I think it’s a little shortsighted for new comics to focus solely on any one scene. You need to learn both skill sets before you decide to specialize. You gotta learn the chords before you get all experimental, right? No seriously, is that how music works? I have no idea how music works.
FPH: You just performed at Houston Whatever Fest in your underwear, and you ran a game show type of format for Monday Punday at one of the afterparties. Can you explain the premise behind performing almost nude and do you plan on making Monday Punday into something other than what’s on the website?
MATTHEW BROUSSARD: The underwear show just seemed like a fun challenge. I’ve done it before in Atlanta and it forces you to be a little more flexible. Also, I’m extremely vain. Just worth noting-that crowd was outstanding.

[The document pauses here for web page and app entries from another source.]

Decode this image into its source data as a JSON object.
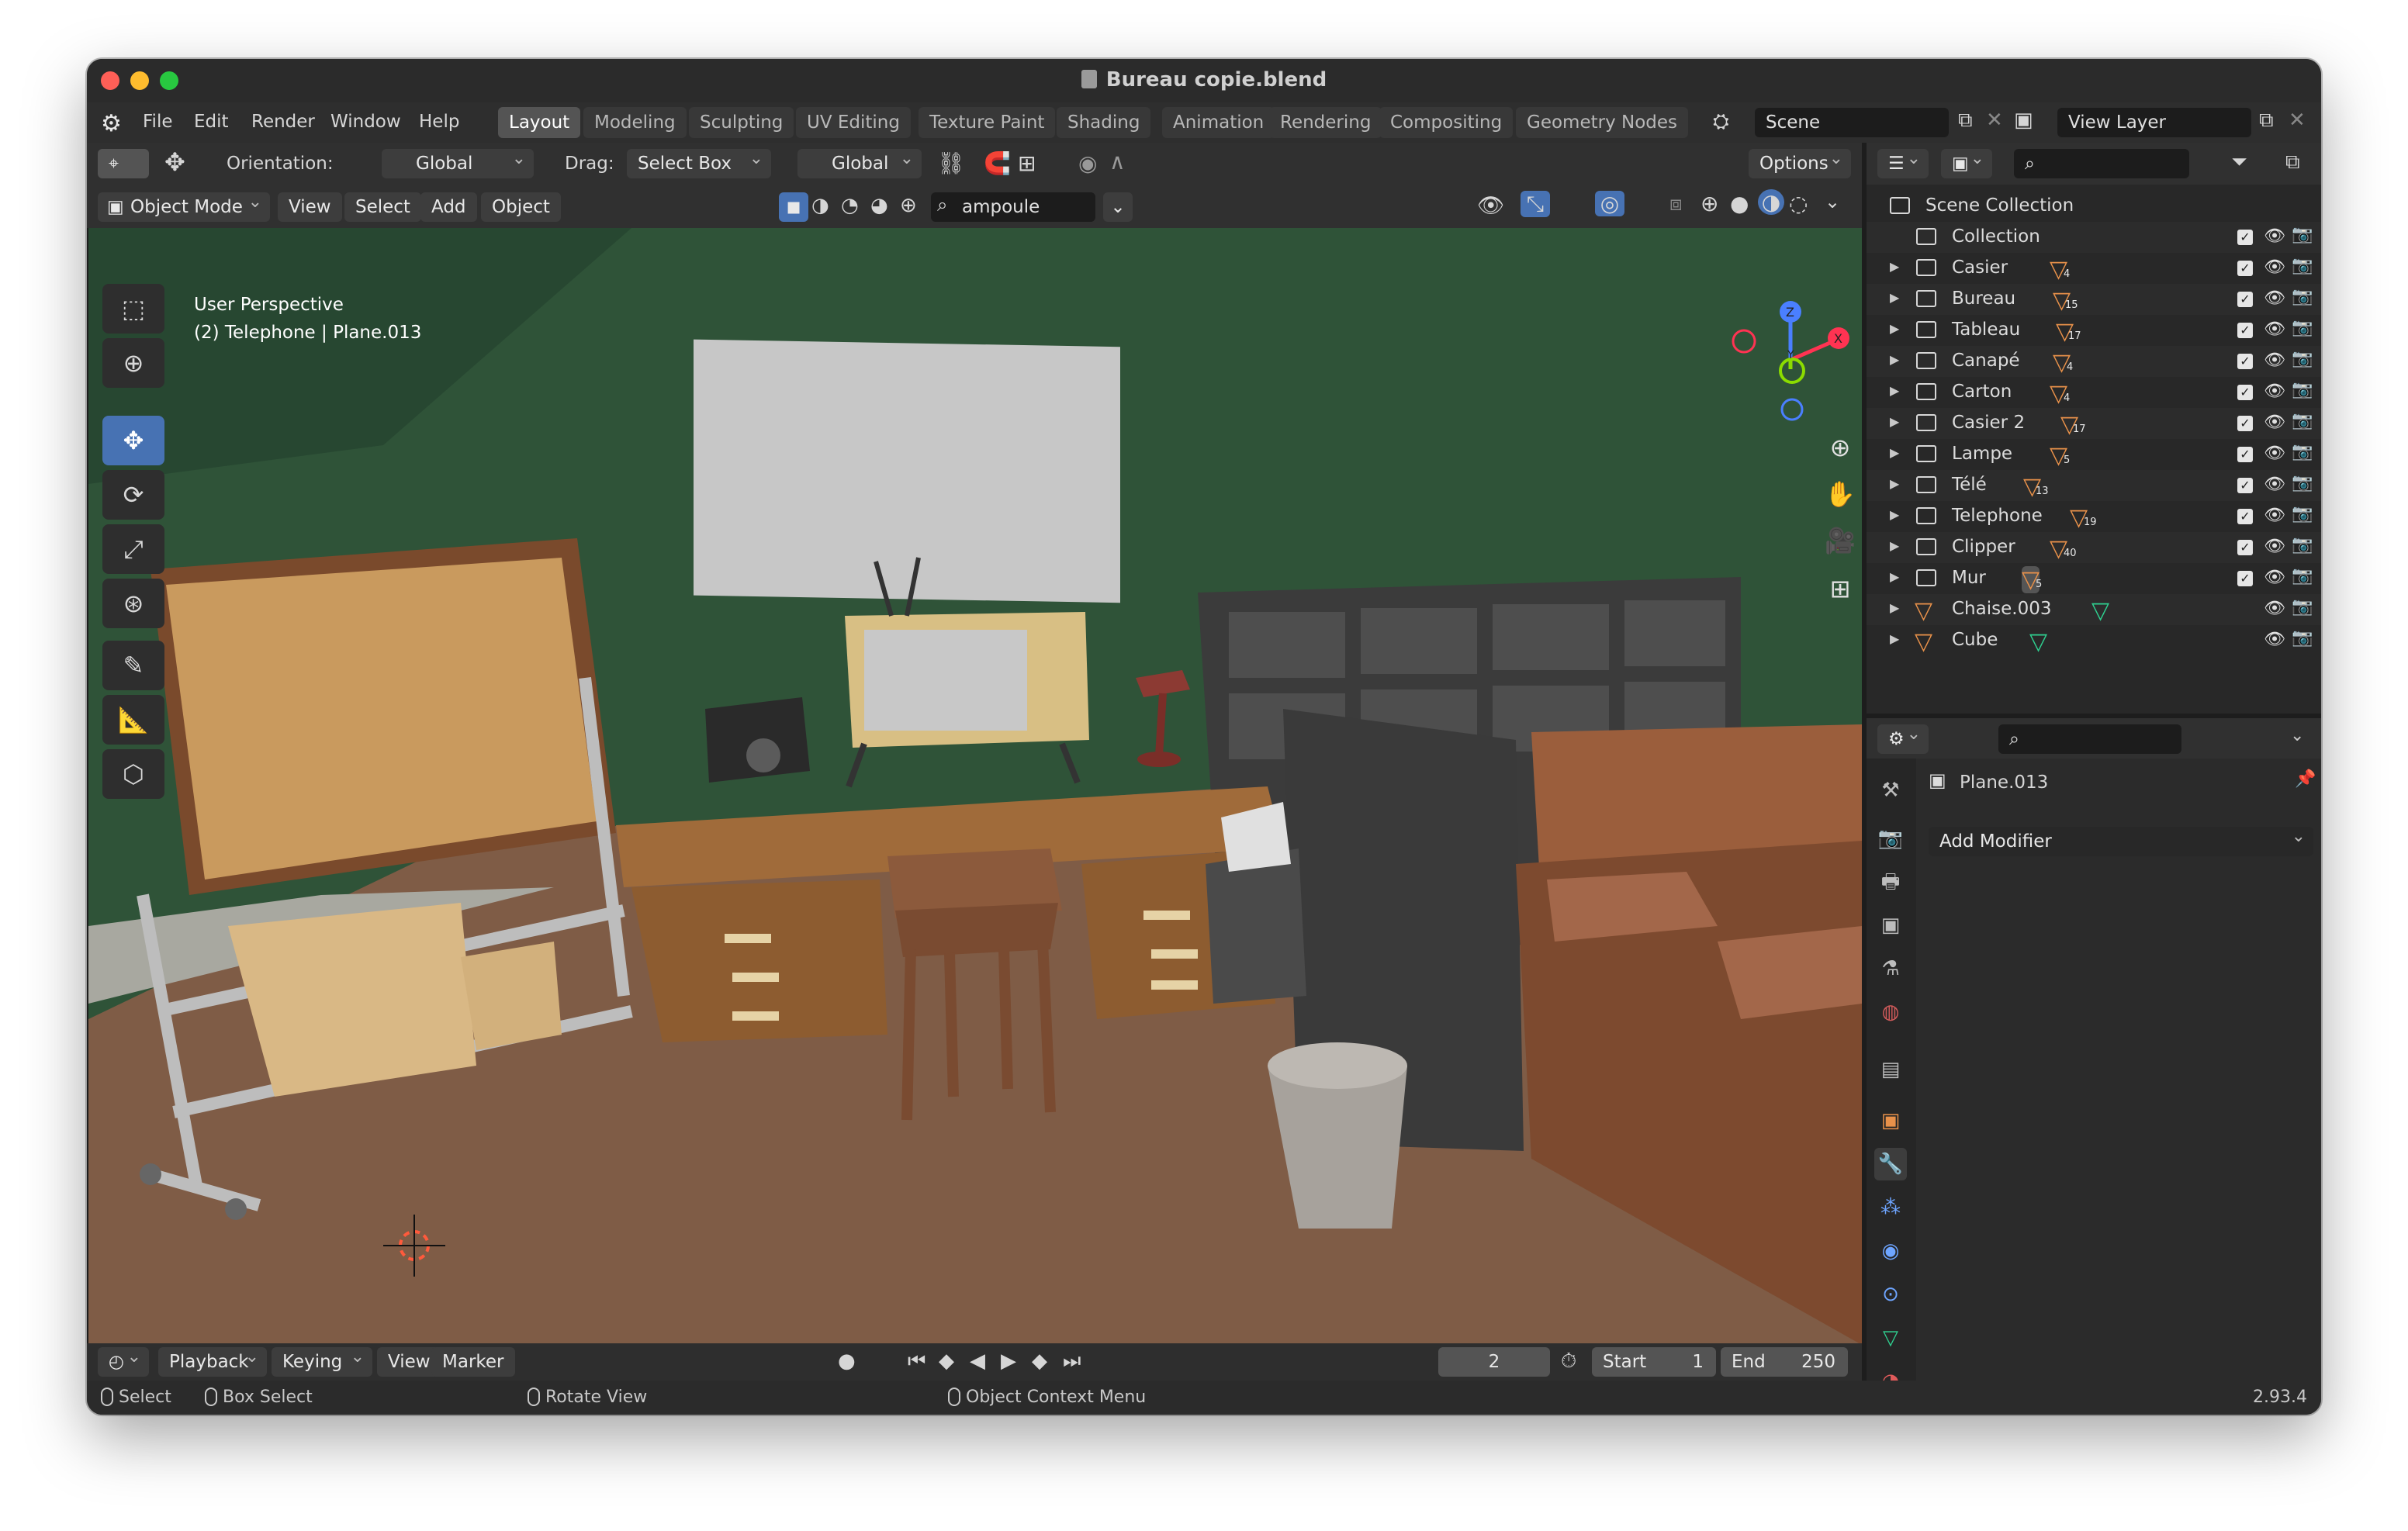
{
  "window": {
    "title": "Bureau copie.blend"
  },
  "menu": [
    "File",
    "Edit",
    "Render",
    "Window",
    "Help"
  ],
  "workspace_tabs": [
    {
      "label": "Layout",
      "active": true
    },
    {
      "label": "Modeling"
    },
    {
      "label": "Sculpting"
    },
    {
      "label": "UV Editing"
    },
    {
      "label": "Texture Paint"
    },
    {
      "label": "Shading"
    },
    {
      "label": "Animation"
    },
    {
      "label": "Rendering"
    },
    {
      "label": "Compositing"
    },
    {
      "label": "Geometry Nodes"
    }
  ],
  "scene": {
    "value": "Scene"
  },
  "view_layer": {
    "value": "View Layer"
  },
  "tool_header": {
    "orientation_label": "Orientation:",
    "orientation_value": "Global",
    "drag_label": "Drag:",
    "drag_value": "Select Box",
    "transform_value": "Global",
    "options_label": "Options"
  },
  "viewport_header": {
    "mode": "Object Mode",
    "menus": [
      "View",
      "Select",
      "Add",
      "Object"
    ],
    "search_value": "ampoule"
  },
  "viewport": {
    "perspective": "User Perspective",
    "active_info": "(2) Telephone | Plane.013"
  },
  "gizmo": {
    "x": "X",
    "y": "Y",
    "z": "Z"
  },
  "outliner": {
    "root": "Scene Collection",
    "items": [
      {
        "name": "Collection",
        "type": "collection"
      },
      {
        "name": "Casier",
        "count": "4",
        "type": "collection"
      },
      {
        "name": "Bureau",
        "count": "15",
        "type": "collection"
      },
      {
        "name": "Tableau",
        "count": "17",
        "type": "collection"
      },
      {
        "name": "Canapé",
        "count": "4",
        "type": "collection"
      },
      {
        "name": "Carton",
        "count": "4",
        "type": "collection"
      },
      {
        "name": "Casier 2",
        "count": "17",
        "type": "collection"
      },
      {
        "name": "Lampe",
        "count": "5",
        "type": "collection"
      },
      {
        "name": "Télé",
        "count": "13",
        "type": "collection"
      },
      {
        "name": "Telephone",
        "count": "19",
        "type": "collection"
      },
      {
        "name": "Clipper",
        "count": "40",
        "type": "collection"
      },
      {
        "name": "Mur",
        "count": "5",
        "type": "collection"
      },
      {
        "name": "Chaise.003",
        "type": "mesh"
      },
      {
        "name": "Cube",
        "type": "mesh"
      }
    ]
  },
  "properties": {
    "object_name": "Plane.013",
    "add_modifier": "Add Modifier"
  },
  "timeline": {
    "menus": [
      "Playback",
      "Keying",
      "View",
      "Marker"
    ],
    "current_frame": "2",
    "start_label": "Start",
    "start_value": "1",
    "end_label": "End",
    "end_value": "250"
  },
  "statusbar": {
    "select": "Select",
    "box_select": "Box Select",
    "rotate_view": "Rotate View",
    "context_menu": "Object Context Menu",
    "version": "2.93.4"
  },
  "colors": {
    "accent": "#4772b3",
    "wall": "#2f5338",
    "floor": "#7f5c46",
    "collection_icon": "#e8914a",
    "mesh_icon": "#2fcf8f"
  }
}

I am indeed working on doing something bigger with mondaypunday.com but that’s about all I can say. Stay tuned.
FPH: With all that’s been happening with your career on the rise, is there a chance we’ll see an album sometime soon?
MATTHEW BROUSSARD: Putting out an album has always been my highest aspiration in comedy. Good albums stay with you. I remember being in fifth grade listening to Carlin’s album over and over again. I remember how many times I listened to Tosh’s “True Stories I Made Up” and more recently Mulaney’s “New in Town. “
No timeline yet, but it’s something I’m constantly working toward.
FPH: What’s your definition of a successful career in comedy?
MATTHEW BROUSSARD: All I know is that I was just as happy back when I had to use vacation days to go feature for a weekend in Dallas. Success is when you’re proud of your work, when you feel the material you put out is both entertaining and original.
It’s hard to believe that someone with such early on success is still so humble. While he works on perfecting his hour, you can keep up with him on mondaypunday.com, as well as Facebook and Twitter. Keep an eye on him, because when you’re on the roll he’s been on in recent years, he definitely has all of the makings of someone who’ll be bigger with each passing year.